The Gateway Arch in St Louis, Missouri, inspired a great amount of research into the structural performance of stainless steel in the US in the early 1960s. The first American specification dealing with the design of structural stainless steel members was published in 1968 by the AISI . Following an extensive research project at Cornell University, in 1974 the specification was revised and published as the Specification for the Design of Stainless Steel Cold-Formed Structural Members, and this has subsequently been extended and updated in 1991 and 2002. Australia, New Zealand and South Africa have published approximately equivalent standards largely based on the American standard 3., 4..
In 1995, the Design and Construction Standards of Stainless Steel Buildings were published by the Stainless Steel Building Association of Japan . These specifications cover the design of welded, fabricated sections from relatively thick plate. A recent Japanese research programme studied the behaviour of lightweight stainless steel members and the Design Manual of Light-Weight Stainless Steel Structures was subsequently published in 2005 .
Between 1989 and 1992, SCI carried out a research project to develop European guidance in the areas of material selection, design, fabrication and maintenance to ensure the safe and proper application of steel in construction. The project included forming a properties database, materials tests, member and connections tests, analysis of results, design recommendations and worked examples. The resulting guidance was published by Euro Inox in 1994 as the Design Manual for Structural Stainless Steel.

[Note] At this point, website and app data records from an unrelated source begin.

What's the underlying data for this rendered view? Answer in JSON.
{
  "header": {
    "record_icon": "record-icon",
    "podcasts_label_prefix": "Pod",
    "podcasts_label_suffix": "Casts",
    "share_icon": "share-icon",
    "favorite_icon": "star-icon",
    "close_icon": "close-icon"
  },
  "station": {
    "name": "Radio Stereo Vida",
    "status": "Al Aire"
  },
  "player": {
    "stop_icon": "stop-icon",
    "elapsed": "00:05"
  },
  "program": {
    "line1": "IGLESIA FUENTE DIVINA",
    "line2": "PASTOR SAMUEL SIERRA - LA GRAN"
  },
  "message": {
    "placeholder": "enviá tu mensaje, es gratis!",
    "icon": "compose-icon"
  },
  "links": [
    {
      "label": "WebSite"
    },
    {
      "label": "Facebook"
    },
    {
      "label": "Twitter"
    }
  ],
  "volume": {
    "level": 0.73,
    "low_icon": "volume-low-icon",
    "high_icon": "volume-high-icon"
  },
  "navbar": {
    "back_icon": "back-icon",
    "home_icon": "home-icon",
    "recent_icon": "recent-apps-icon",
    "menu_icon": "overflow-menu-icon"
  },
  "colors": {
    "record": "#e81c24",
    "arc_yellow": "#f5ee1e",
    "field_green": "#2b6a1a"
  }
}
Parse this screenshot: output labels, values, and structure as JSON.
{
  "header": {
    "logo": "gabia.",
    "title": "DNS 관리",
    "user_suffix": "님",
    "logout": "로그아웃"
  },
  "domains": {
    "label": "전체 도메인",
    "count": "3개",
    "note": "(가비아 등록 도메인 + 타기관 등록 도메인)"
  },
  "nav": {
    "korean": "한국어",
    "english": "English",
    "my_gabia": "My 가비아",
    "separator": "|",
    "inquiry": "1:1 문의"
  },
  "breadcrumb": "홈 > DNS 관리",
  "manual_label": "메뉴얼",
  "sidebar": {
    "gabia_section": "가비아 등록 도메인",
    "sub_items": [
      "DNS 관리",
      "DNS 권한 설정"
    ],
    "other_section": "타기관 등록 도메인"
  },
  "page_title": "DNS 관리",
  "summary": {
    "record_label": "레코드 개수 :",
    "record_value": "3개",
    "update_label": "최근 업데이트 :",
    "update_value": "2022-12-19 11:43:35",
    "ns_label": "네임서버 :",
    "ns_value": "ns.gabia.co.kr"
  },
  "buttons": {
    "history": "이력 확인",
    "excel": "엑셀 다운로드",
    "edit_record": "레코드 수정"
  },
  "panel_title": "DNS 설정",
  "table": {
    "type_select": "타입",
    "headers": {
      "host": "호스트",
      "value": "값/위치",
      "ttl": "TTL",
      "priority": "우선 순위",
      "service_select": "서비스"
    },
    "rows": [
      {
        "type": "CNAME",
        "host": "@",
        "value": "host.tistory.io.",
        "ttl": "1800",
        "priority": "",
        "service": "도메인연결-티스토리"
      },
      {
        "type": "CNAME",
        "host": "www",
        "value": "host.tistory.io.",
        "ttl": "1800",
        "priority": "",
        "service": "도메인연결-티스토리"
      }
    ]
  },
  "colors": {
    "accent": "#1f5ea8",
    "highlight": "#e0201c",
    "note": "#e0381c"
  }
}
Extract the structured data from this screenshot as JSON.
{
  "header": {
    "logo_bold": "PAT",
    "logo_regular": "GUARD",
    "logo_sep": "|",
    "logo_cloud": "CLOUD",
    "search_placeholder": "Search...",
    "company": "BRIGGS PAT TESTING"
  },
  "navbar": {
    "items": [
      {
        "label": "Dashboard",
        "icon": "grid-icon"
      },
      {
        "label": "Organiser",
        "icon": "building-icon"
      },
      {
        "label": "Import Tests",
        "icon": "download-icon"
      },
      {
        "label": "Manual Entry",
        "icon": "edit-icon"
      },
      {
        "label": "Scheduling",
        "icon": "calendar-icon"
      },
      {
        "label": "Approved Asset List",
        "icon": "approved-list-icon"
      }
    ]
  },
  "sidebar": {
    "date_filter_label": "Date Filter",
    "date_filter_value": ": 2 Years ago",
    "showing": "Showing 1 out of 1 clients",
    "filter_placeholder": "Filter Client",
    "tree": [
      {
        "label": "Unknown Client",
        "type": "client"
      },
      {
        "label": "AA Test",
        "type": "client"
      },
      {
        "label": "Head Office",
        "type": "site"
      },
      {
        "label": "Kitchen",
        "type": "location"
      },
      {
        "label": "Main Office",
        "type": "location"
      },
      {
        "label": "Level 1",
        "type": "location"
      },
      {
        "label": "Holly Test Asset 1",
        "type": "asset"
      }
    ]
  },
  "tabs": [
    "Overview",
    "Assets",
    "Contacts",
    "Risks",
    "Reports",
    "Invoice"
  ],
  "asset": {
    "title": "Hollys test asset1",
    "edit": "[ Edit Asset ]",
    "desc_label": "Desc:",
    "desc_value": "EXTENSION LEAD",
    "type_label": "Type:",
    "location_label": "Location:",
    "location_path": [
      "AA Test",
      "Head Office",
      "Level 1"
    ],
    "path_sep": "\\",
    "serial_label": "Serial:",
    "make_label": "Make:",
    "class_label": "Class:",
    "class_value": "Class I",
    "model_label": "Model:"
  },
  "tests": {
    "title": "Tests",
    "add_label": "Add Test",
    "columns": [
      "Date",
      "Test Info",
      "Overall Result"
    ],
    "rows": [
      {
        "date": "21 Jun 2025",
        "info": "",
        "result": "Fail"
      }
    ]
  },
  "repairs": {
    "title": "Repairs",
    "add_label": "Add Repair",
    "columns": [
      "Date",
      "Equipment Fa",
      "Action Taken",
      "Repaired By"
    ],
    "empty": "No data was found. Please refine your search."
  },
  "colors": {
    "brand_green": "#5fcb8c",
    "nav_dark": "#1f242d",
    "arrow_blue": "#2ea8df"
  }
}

Subsequently the draft pre-standard Eurocode 3 Part 1.4, giving rules for the design of structural stainless steel pipe fittings, was published in 1996, closely based on the Design Manual.
A European research project between 1997 and 2000 carried out a further programme of tests and analyses into the performance of structural stainless steel . The results of the project were incorporated into the Second Edition of the Design Manual, published in 2002, with an extended scope including circular hollow sections and fire resistant design. A further European research project studied the behaviour of high strength structural members made from cold worked stainless steel through further tests and analyses between 2000 and 2003 . The results were included in the Third Edition of the Design Manual, published in 2006. The same year, Eurocode 3: Part 1.4 (EN 1993-1-4) was issued as a full European Standard . Its contents are aligned with the Design Manual, with the exception of the guidance on fire resistance where the Design Manual presents a less conservative approach. A Commentary to the Design Manual has also been prepared as a separate document which explains the basis of the recommendations and presents the results of relevant test programmes .
In a fire, austenitic stainless steel columns and beams generally retain their load-carrying capacity for a longer time than carbon steel structural members. This is due to their superior strength and stiffness retention characteristics at temperatures above 500 ∘C (Fig. 3). SCI has coordinated a year research project studying the behaviour in fire of a range of structural stainless steel solutions through testing and numerical studies. The project included fire tests on stainless steel and concrete composite columns and beams, separating structures and load-bearing systems designed to retard the temperature rise. Slender hollow sections were also studied. The final report is due to be published in 2008 .